The opening lecture was Laura Malosetti Costa’s “Cartografías del deseo,” in which she addressed nineteenth-century iconographies of desire and sexuality, as well as their fin-de-siècle reception in Buenos Aires. The closing lecture was María Angélica Melendi’s “La canción de las locas. Una historia sudamericana,” which was devoted to a rereading of Pedro Lemebel and the Yeguas del Apocalipsis work in Chile. These two activities framed three days of debates with nine panels dealing with different aspects of the conference theme. The topics ranged from the representation of desire to art collecting, including the cult of images and the allure of publicity. Although most of the delivered papers engaged with the visual arts, some addressed other media, such as cinema and dance.

The roundtable, organized by Viviana Usubiaga, called attention to the work of two remarkable artists: the writer Néstor Perlongher and the visual artist Liliana Maresca. This event, which attracted a wide audience, featured scholars and journalists discussing the legacies of Perlongher and Maresca. Daniel Molina, a noted art critic, offered insights into the lives and works of these two individuals through a personal recollection of the troubled decades of the 1970s and 1980s.

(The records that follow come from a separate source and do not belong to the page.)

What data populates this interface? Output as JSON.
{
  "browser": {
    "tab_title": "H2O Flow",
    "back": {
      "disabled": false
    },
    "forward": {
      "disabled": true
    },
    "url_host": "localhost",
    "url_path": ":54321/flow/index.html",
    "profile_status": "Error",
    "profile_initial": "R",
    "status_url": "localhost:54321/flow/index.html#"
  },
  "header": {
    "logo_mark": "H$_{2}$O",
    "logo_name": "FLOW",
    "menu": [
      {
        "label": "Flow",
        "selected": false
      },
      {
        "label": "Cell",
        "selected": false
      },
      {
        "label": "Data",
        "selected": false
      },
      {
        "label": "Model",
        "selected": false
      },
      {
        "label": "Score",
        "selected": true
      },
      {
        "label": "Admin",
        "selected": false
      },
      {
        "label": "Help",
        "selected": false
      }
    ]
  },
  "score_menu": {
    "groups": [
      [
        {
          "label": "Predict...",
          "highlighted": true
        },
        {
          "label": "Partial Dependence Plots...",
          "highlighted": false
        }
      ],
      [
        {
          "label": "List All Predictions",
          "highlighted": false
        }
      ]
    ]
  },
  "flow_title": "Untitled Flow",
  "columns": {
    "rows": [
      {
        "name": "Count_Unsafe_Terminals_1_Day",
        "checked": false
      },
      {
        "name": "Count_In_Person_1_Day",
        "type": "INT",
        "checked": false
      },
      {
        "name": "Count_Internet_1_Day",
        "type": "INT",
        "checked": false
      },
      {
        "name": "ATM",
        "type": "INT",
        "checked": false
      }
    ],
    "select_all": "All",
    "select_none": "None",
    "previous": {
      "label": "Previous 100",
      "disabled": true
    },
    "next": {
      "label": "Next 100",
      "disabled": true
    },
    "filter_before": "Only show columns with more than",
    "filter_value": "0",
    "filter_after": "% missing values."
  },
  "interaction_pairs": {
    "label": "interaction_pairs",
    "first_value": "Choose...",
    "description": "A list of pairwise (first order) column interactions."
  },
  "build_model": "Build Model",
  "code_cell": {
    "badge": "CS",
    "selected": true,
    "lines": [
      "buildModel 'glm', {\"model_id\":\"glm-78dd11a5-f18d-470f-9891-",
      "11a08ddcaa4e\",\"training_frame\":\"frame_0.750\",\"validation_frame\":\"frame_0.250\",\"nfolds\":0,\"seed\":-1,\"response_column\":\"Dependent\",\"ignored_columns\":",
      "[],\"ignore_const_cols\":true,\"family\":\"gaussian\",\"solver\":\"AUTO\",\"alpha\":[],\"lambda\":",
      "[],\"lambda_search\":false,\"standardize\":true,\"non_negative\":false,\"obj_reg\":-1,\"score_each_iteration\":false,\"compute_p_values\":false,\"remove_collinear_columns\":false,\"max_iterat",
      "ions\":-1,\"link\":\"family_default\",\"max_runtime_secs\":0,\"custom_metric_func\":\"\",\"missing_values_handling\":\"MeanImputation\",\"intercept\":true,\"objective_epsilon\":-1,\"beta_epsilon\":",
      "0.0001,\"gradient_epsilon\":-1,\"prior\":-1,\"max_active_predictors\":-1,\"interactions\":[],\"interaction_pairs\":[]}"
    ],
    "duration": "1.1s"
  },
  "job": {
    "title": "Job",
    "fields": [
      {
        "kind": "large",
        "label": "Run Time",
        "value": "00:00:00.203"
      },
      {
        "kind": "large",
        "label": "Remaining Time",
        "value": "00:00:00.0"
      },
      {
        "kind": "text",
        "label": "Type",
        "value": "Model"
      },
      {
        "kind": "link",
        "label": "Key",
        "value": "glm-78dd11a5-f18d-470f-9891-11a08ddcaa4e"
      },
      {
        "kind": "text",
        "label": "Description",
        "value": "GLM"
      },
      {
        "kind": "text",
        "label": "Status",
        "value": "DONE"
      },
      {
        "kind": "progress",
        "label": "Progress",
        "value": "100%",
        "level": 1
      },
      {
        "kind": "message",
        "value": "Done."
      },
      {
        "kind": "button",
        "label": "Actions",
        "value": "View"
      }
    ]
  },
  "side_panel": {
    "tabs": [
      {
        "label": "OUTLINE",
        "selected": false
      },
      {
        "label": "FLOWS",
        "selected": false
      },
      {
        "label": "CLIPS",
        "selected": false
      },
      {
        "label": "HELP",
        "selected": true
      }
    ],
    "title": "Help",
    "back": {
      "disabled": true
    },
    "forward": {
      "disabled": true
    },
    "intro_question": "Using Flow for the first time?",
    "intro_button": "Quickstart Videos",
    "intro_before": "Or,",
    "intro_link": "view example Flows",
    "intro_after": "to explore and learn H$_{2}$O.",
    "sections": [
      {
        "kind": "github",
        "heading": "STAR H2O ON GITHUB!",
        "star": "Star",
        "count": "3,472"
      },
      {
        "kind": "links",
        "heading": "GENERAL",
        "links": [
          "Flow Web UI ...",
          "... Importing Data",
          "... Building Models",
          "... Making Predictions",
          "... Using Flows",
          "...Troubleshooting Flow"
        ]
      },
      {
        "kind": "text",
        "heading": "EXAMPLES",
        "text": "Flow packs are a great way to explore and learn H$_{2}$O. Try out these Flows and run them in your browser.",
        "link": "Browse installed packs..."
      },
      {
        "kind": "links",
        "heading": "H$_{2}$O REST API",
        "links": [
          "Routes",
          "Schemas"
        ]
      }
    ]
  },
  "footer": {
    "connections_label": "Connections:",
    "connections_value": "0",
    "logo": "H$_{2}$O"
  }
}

Traditionally, the CAIA has organized one conference every two years. These conferences are aimed at both emerging and established scholars, but the CAIA board hopes to engage undergraduate and young graduate students as well. For this reason, on even years the CAIA organizes a smaller conference for researchers who are just beginning their own projects. The call for papers for this event, which will take place from October 12 to 14, 2016, is open until May 30. The conference is open to art historians from around the world, and submissions are accepted in Spanish, Portuguese, and English For more information, please write to or visit the CAIA’s website (

Filed under: International